While the Non-GMO Project Verified seal is not a “GMO free” claim, it is trustworthy, defensible, transparent, and North America’s only independent verification for products made according to best practices for GMO avoidance.
Will businesses profit if they promote the NGP seal?
If you’re the manager of a Whole Foods store, the motivation for lining your shelves with Non-GMO verified products is understandable. A certain fraction of the shoppers in there –probably a fairly high fraction– are looking for the seal.. The same is true for the manager of a standard supermarket that has a woo section for the purpose of competing with Whole Foods.
But consider a store manager who has been carrying the same potato chips, apple sauce,frozen goods and other items for the past 10 years. She may not even have noticed the new label when it appeared on the package. She may not even notice — and probably won’t care as long as it doesn’t force a change in customer buying habits.
This brings us to the food companies whose executives are making the decision to jump on the anti-science bandwagon. Do they expect this to increase profits, or are they just hoping to avoid becoming the target of a boycott?
As far as the money goes, the Non-GMO Project has various surrogates raving about how sales of verified products have been skyrocketing since 2013, supposedly approaching $20 billion now. They say that it’s mostly because consumers are increasingly aware of GMOs and have a need for “approval that they can trust”.
But there’s a much simpler explanation, namely that an increasing number of products that people have been purchasing are getting the label.
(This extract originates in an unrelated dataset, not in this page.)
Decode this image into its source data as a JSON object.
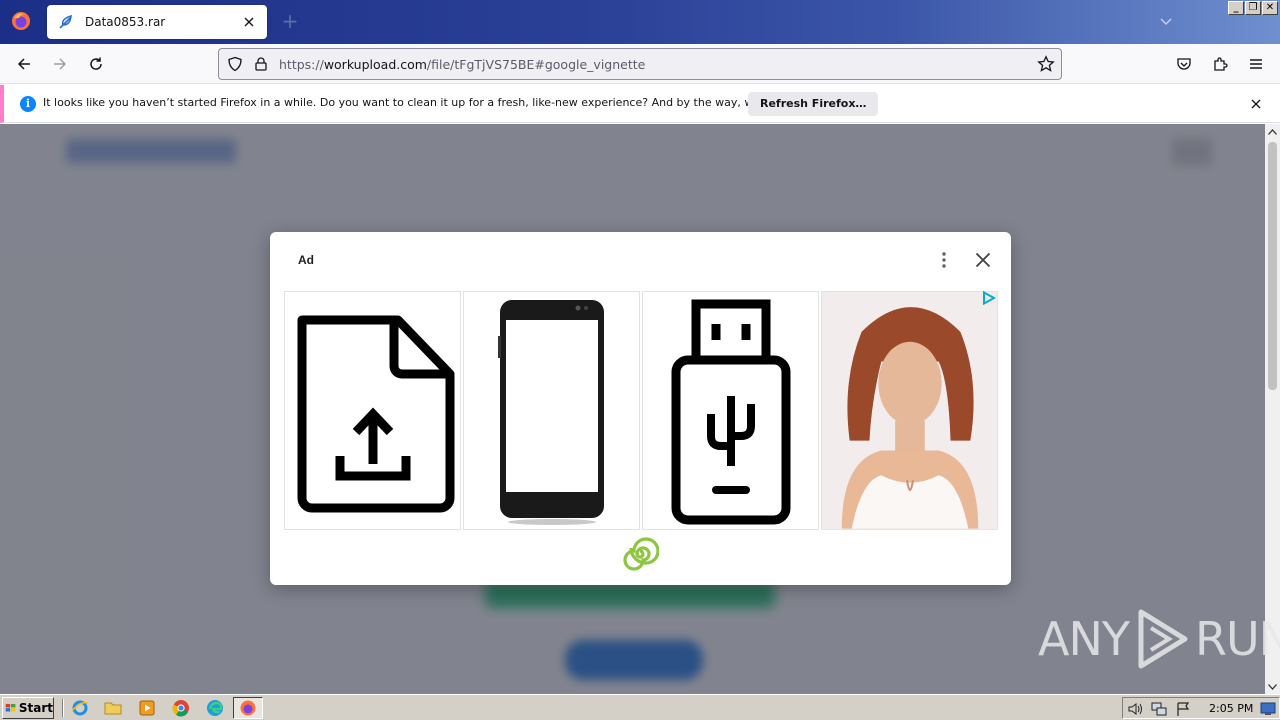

Maybe, this is due to speculation by food company executives that the label will boost sales. Whatever the reason, the label adorns many more food products than it did four years ago, and as noted above the store owners and managers just keep buying the items as usual. Today, the orange butterfly is on so many packaged items that it actually takes a conscious effort to avoid buying those “verified” foods, so of course sales of products with the verification are rising.
Now, let’s turn to the matter of the damage. Companies are throwing away money of course, for the verification fees, the new packaging, and all the advertising and branding of their new anti-GMO image. CEOs of such companies may not put much thought into the possibility that to the small –but hopefully growing– segment of biologically-literate consumers they are branding themselves as science deniers. Right now, pandering to the ignorance surrounding biotechnology may or may not pay off financially, but things could flip around in the years to come.
In the meantime, Non-GMO Project and food companies that are working in concert with the organization, bear in mind that you are doing harm, whether you’re making money or not. You are part of a misinformation campaign that is influencing governments and policies around the globe, with agricultural consequences that hurt people, that hurt children –millions of them. Your utilization of modern molecular techniques to manipulate the scientifically illiterate into believing that you’re scientific is a textbook case of pseudoscience. Like all promoters of pseudoscience, your function in society is to help spread ignorance, to promote an attitude that rejects expert advise, rejects science, rejects data, rejects critical thinking, rejects facts. You are on the wrong side of technology, the wrong side of history.
A version of this article previously ran on the GLP on Dec. 4, 2017.